:: Data extracts ::
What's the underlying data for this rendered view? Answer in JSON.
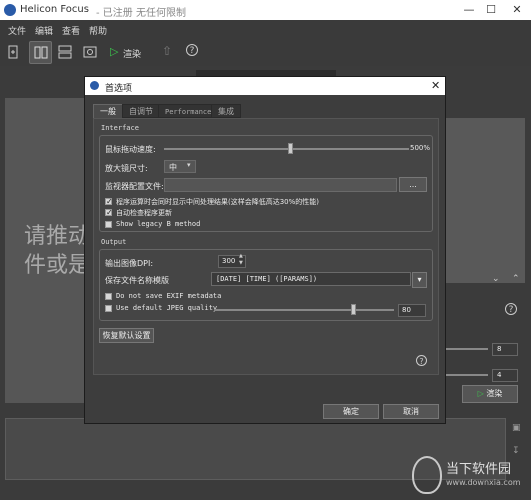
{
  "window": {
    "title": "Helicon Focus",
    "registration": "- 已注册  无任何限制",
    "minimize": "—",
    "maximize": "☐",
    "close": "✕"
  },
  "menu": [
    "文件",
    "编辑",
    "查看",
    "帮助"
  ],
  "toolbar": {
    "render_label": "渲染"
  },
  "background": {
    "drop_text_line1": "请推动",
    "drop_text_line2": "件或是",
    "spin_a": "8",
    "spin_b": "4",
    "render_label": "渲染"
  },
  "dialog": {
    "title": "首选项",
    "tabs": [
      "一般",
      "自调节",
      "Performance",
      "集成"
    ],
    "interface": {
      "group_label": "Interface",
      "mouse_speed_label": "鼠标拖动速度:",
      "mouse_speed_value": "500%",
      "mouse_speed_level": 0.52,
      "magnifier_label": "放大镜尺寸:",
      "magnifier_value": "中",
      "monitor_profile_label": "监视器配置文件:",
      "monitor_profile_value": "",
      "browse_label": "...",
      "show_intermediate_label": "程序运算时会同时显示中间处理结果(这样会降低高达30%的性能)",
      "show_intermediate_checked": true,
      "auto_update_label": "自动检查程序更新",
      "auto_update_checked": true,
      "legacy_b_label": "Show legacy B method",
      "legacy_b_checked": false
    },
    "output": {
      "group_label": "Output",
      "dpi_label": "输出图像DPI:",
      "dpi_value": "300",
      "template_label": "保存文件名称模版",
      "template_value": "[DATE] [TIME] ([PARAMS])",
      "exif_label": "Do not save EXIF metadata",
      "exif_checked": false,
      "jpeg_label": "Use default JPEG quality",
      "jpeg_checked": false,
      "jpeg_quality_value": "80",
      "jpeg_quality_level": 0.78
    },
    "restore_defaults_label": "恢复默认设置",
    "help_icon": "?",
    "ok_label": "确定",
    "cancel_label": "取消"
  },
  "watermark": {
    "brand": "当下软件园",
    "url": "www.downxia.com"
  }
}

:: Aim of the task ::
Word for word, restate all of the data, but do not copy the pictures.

:: Response for this exercise ::
What's the underlying data for this rendered view? Answer in JSON.
{
  "window": {
    "title": "Helicon Focus",
    "registration": "- 已注册  无任何限制",
    "minimize": "—",
    "maximize": "☐",
    "close": "✕"
  },
  "menu": [
    "文件",
    "编辑",
    "查看",
    "帮助"
  ],
  "toolbar": {
    "render_label": "渲染"
  },
  "background": {
    "drop_text_line1": "请推动",
    "drop_text_line2": "件或是",
    "spin_a": "8",
    "spin_b": "4",
    "render_label": "渲染"
  },
  "dialog": {
    "title": "首选项",
    "tabs": [
      "一般",
      "自调节",
      "Performance",
      "集成"
    ],
    "interface": {
      "group_label": "Interface",
      "mouse_speed_label": "鼠标拖动速度:",
      "mouse_speed_value": "500%",
      "mouse_speed_level": 0.52,
      "magnifier_label": "放大镜尺寸:",
      "magnifier_value": "中",
      "monitor_profile_label": "监视器配置文件:",
      "monitor_profile_value": "",
      "browse_label": "...",
      "show_intermediate_label": "程序运算时会同时显示中间处理结果(这样会降低高达30%的性能)",
      "show_intermediate_checked": true,
      "auto_update_label": "自动检查程序更新",
      "auto_update_checked": true,
      "legacy_b_label": "Show legacy B method",
      "legacy_b_checked": false
    },
    "output": {
      "group_label": "Output",
      "dpi_label": "输出图像DPI:",
      "dpi_value": "300",
      "template_label": "保存文件名称模版",
      "template_value": "[DATE] [TIME] ([PARAMS])",
      "exif_label": "Do not save EXIF metadata",
      "exif_checked": false,
      "jpeg_label": "Use default JPEG quality",
      "jpeg_checked": false,
      "jpeg_quality_value": "80",
      "jpeg_quality_level": 0.78
    },
    "restore_defaults_label": "恢复默认设置",
    "help_icon": "?",
    "ok_label": "确定",
    "cancel_label": "取消"
  },
  "watermark": {
    "brand": "当下软件园",
    "url": "www.downxia.com"
  }
}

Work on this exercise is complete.